North Korea’s Potential Long-Term  Prison-Labor Facility at Sŏnhwa-dong (선화동)
Joseph S. Bermudez, Jr., Greg Scarlatoiu, Amanda Oh, & Rosa Park
Aug 26, 2021

Through satellite imagery analysis and witness testimony, HRNK has identified a previously unknown potential kyo-hwa-so long-term prison-labor facility at Sŏnhwa-dong (선화동) P’ihyŏn-gun, P’yŏngan-bukto, North Korea. While this facility appears to be operational and well maintained, further imagery analysis and witness testimony collection will be necessary in order to irrefutably confirm that Sŏnhwa-dong is a kyo-hwa-so.

North Korea’s Long-term Prison-Labor Facility Kyo-hwa-so No. 8, Sŭngho-ri (승호리) - Update
Joseph S Bermudez, Jr, Greg Scarlatoiu, Amanda M Oh, & Rosa Park
Jul 22, 2021

"North Korea’s Long-term Prison-Labor Facility Kyo-hwa-so No. 8, Sŭngho-ri (승호리) - Update" is the latest report under a long-term project employing satellite imagery analysis and former political prisoner testimony to shed light on human suffering in North Korea's prison camps.

Human Rights in the Democratic Republic of Korea: The Role of the United Nations" is HRNK's 50th report in our 20-year history. This is even more meaningful as David Hawk's "Hidden Gulag" (2003) was the first report published by HRNK. In his latest report, Hawk details efforts by many UN member states and by the UN’s committees, projects and procedures to promote and protect human rights in the DPRK.  The report highlights North Korea’s shifts in its approach

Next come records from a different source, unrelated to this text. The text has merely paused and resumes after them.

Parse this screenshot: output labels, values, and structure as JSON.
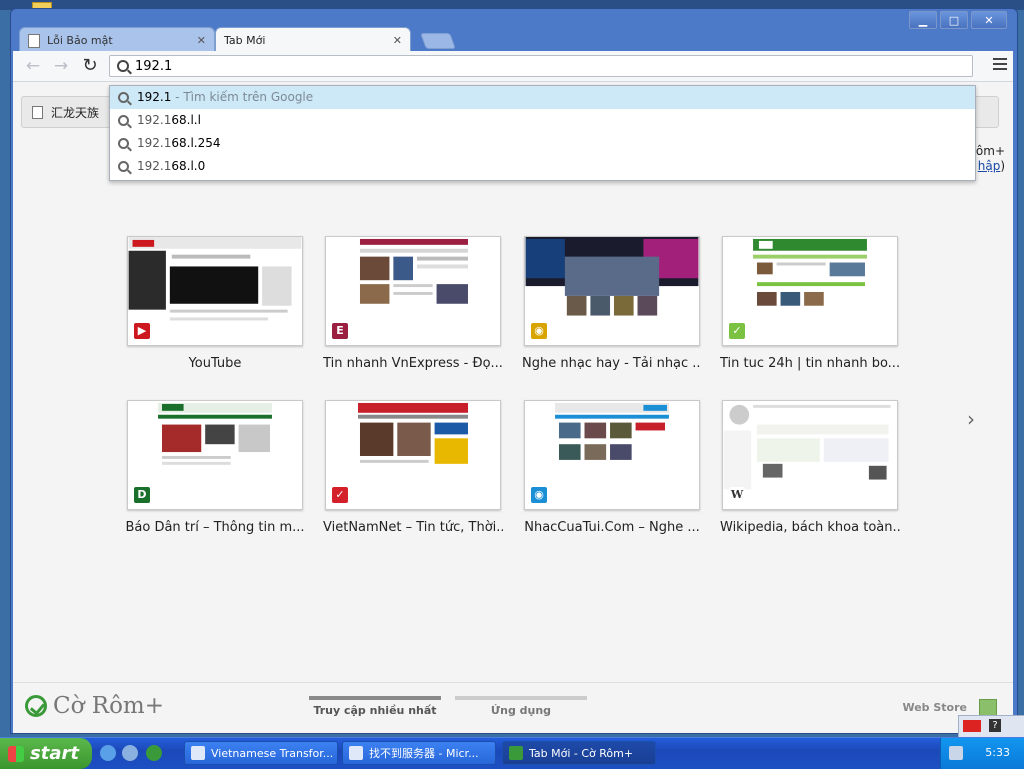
{
  "window": {
    "minimize_glyph": "▁",
    "maximize_glyph": "□",
    "close_glyph": "✕"
  },
  "tabs": [
    {
      "label": "Lỗi Bảo mật",
      "close": "✕"
    },
    {
      "label": "Tab Mới",
      "close": "✕"
    }
  ],
  "toolbar": {
    "back_glyph": "←",
    "forward_glyph": "→",
    "reload_glyph": "↻",
    "omnibox_value": "192.1"
  },
  "autocomplete": [
    {
      "query": "192.1",
      "hint": " - Tìm kiếm trên Google"
    },
    {
      "typed": "192.1",
      "completion": "68.l.l"
    },
    {
      "typed": "192.1",
      "completion": "68.l.254"
    },
    {
      "typed": "192.1",
      "completion": "68.l.0"
    }
  ],
  "bookmarks": [
    {
      "label": "汇龙天族"
    }
  ],
  "signin": {
    "line1": "ôm+",
    "line2_link": "hập",
    "line2_close": ")"
  },
  "most_visited": [
    {
      "title": "YouTube",
      "favicon": "▶",
      "color": "#cc181e"
    },
    {
      "title": "Tin nhanh VnExpress - Đọ...",
      "favicon": "E",
      "color": "#9a1f40"
    },
    {
      "title": "Nghe nhạc hay - Tải nhạc ...",
      "favicon": "◉",
      "color": "#d7a400"
    },
    {
      "title": "Tin tuc 24h | tin nhanh bo...",
      "favicon": "✓",
      "color": "#7cc242"
    },
    {
      "title": "Báo Dân trí – Thông tin m...",
      "favicon": "D",
      "color": "#1a6f2b"
    },
    {
      "title": "VietNamNet – Tin tức, Thời...",
      "favicon": "✓",
      "color": "#d3202a"
    },
    {
      "title": "NhacCuaTui.Com – Nghe ...",
      "favicon": "◉",
      "color": "#1b8fd6"
    },
    {
      "title": "Wikipedia, bách khoa toàn...",
      "favicon": "W",
      "color": "#333333"
    }
  ],
  "pager": {
    "next_glyph": "›"
  },
  "bottom": {
    "logo_text": "Cờ Rôm+",
    "sections": [
      "Truy cập nhiều nhất",
      "Ứng dụng"
    ],
    "webstore": "Web Store"
  },
  "taskbar": {
    "start_label": "start",
    "tasks": [
      {
        "label": "Vietnamese Transfor..."
      },
      {
        "label": "找不到服务器 - Micr..."
      },
      {
        "label": "Tab Mới - Cờ Rôm+"
      }
    ],
    "clock": "5:33",
    "lang_help": "?"
  }
}
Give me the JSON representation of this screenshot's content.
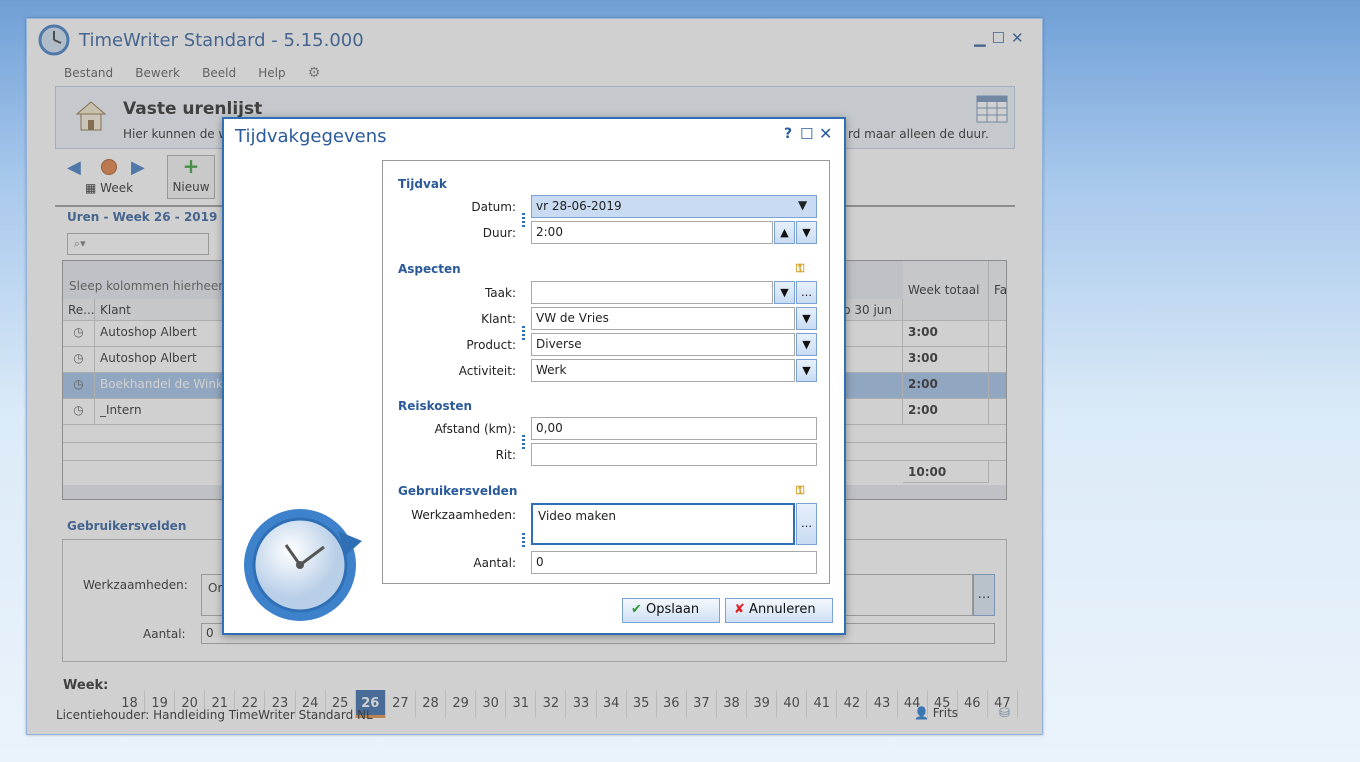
{
  "app": {
    "title": "TimeWriter Standard - 5.15.000",
    "win_controls": {
      "min": "▁",
      "max": "☐",
      "close": "✕"
    }
  },
  "menu": [
    "Bestand",
    "Bewerk",
    "Beeld",
    "Help"
  ],
  "header": {
    "title": "Vaste urenlijst",
    "desc_left": "Hier kunnen de w",
    "desc_right": "rd maar alleen de duur."
  },
  "toolbar": {
    "week_label": "Week",
    "new_label": "Nieuw"
  },
  "grid": {
    "period": "Uren - Week  26 - 2019",
    "group_hint": "Sleep kolommen hierheen",
    "col_re": "Re...",
    "col_klant": "Klant",
    "col_sun": "zo 30 jun",
    "col_total": "Week totaal",
    "col_fa": "Fa",
    "rows": [
      {
        "klant": "Autoshop Albert",
        "total": "3:00"
      },
      {
        "klant": "Autoshop Albert",
        "total": "3:00"
      },
      {
        "klant": "Boekhandel de Winke",
        "total": "2:00"
      },
      {
        "klant": "_Intern",
        "total": "2:00"
      }
    ],
    "grand_total": "10:00"
  },
  "userfields": {
    "title": "Gebruikersvelden",
    "werk_label": "Werkzaamheden:",
    "werk_value": "Or",
    "aantal_label": "Aantal:",
    "aantal_value": "0"
  },
  "weekbar": {
    "label": "Week:",
    "weeks": [
      "18",
      "19",
      "20",
      "21",
      "22",
      "23",
      "24",
      "25",
      "26",
      "27",
      "28",
      "29",
      "30",
      "31",
      "32",
      "33",
      "34",
      "35",
      "36",
      "37",
      "38",
      "39",
      "40",
      "41",
      "42",
      "43",
      "44",
      "45",
      "46",
      "47"
    ],
    "selected": "26"
  },
  "status": {
    "license": "Licentiehouder: Handleiding TimeWriter Standard NL",
    "user": "Frits"
  },
  "dialog": {
    "title": "Tijdvakgegevens",
    "help": "?",
    "max": "☐",
    "close": "✕",
    "sec_tijdvak": "Tijdvak",
    "datum_label": "Datum:",
    "datum_value": "vr 28-06-2019",
    "duur_label": "Duur:",
    "duur_value": "2:00",
    "sec_aspecten": "Aspecten",
    "taak_label": "Taak:",
    "taak_value": "",
    "klant_label": "Klant:",
    "klant_value": "VW de Vries",
    "product_label": "Product:",
    "product_value": "Diverse",
    "activiteit_label": "Activiteit:",
    "activiteit_value": "Werk",
    "sec_reis": "Reiskosten",
    "afstand_label": "Afstand (km):",
    "afstand_value": "0,00",
    "rit_label": "Rit:",
    "rit_value": "",
    "sec_gebr": "Gebruikersvelden",
    "werk_label": "Werkzaamheden:",
    "werk_value": "Video maken",
    "aantal_label": "Aantal:",
    "aantal_value": "0",
    "save": "Opslaan",
    "cancel": "Annuleren"
  },
  "colors": {
    "accent": "#2f6fb6",
    "title": "#2a5a9a",
    "selected_week": "#2f64a8"
  }
}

South Africa’s Apartheid and North Korea’s Songbun: Parallels in Crimes against Humanity by Robert Collins underlines similarities between two systematically, deliberately, and thoroughly discriminatory repressive systems. This project began with expert testimony Collins submitted as part of a joint investigation and documentation project scrutinizing human rights violations committed at North Korea’s short-term detention facilities, conducted by the Committee for Human Rights